> **Exercise**: Since only a count is wanted, work out how many lines in the material below contain the word "Manage" and return that number.

*** Begin section ***

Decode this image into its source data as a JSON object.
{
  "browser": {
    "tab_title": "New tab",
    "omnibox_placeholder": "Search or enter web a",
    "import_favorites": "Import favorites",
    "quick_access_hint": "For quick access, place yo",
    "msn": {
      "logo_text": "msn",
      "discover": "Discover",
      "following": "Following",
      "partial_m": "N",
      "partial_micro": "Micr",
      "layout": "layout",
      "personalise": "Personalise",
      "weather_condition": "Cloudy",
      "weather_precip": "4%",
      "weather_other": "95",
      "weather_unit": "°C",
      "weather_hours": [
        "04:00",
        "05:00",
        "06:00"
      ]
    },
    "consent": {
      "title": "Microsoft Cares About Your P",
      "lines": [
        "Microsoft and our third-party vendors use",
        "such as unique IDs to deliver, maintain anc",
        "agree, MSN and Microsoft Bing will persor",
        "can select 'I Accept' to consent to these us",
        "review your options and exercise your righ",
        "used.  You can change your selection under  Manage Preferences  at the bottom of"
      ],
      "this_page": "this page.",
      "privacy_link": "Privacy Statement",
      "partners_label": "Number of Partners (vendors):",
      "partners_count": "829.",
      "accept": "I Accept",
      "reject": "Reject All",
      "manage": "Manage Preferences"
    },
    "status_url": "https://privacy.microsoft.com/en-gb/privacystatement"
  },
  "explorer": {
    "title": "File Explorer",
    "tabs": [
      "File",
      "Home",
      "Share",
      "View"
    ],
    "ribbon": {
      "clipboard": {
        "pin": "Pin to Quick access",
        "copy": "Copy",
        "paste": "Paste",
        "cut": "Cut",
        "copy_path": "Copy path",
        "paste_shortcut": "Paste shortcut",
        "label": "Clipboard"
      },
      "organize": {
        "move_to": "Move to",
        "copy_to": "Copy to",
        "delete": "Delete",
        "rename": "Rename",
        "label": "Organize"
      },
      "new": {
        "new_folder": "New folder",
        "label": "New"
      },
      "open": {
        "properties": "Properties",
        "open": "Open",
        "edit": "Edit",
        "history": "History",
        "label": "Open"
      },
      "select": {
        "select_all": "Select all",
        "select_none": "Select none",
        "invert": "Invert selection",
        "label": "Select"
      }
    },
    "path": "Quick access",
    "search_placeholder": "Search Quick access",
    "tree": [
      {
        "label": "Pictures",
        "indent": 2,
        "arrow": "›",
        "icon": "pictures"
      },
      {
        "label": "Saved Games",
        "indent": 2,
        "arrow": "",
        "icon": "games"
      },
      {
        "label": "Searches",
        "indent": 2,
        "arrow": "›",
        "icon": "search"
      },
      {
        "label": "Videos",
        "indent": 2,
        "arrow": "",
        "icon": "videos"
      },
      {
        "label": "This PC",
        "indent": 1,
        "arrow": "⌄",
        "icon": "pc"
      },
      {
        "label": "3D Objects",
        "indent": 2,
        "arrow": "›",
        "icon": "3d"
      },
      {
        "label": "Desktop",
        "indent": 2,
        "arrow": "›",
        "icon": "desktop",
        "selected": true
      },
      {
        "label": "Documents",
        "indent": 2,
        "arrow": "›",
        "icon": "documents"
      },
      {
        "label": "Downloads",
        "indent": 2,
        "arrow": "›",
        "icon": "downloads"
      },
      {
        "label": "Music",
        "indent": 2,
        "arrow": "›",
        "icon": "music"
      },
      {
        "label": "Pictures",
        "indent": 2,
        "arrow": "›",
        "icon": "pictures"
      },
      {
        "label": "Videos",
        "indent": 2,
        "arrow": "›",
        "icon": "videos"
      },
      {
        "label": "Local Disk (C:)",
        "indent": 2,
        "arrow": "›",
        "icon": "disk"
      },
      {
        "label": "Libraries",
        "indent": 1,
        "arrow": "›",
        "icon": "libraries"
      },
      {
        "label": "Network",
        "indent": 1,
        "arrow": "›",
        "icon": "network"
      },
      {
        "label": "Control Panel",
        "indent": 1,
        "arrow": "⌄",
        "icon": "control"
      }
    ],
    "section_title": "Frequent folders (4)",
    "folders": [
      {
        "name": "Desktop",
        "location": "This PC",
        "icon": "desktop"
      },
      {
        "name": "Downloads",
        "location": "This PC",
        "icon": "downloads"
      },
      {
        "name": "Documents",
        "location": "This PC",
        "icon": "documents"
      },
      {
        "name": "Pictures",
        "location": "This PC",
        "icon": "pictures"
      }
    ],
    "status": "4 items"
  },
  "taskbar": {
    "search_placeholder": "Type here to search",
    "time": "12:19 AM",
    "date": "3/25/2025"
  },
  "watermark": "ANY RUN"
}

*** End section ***
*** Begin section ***

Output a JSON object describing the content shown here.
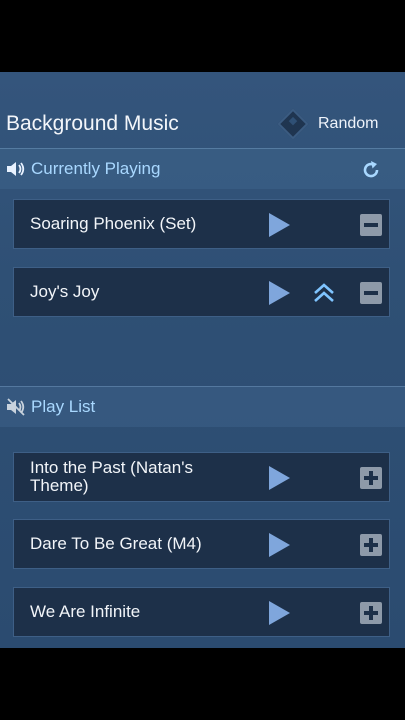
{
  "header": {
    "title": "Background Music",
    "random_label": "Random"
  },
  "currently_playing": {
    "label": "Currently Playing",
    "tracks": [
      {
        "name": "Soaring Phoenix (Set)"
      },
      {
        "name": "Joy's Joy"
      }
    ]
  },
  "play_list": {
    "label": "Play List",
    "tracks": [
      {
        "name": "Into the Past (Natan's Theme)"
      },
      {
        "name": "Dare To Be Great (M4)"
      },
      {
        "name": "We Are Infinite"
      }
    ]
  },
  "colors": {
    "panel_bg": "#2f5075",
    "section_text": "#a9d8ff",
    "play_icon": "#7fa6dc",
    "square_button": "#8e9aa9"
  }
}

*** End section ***

> **Exercise response**: 2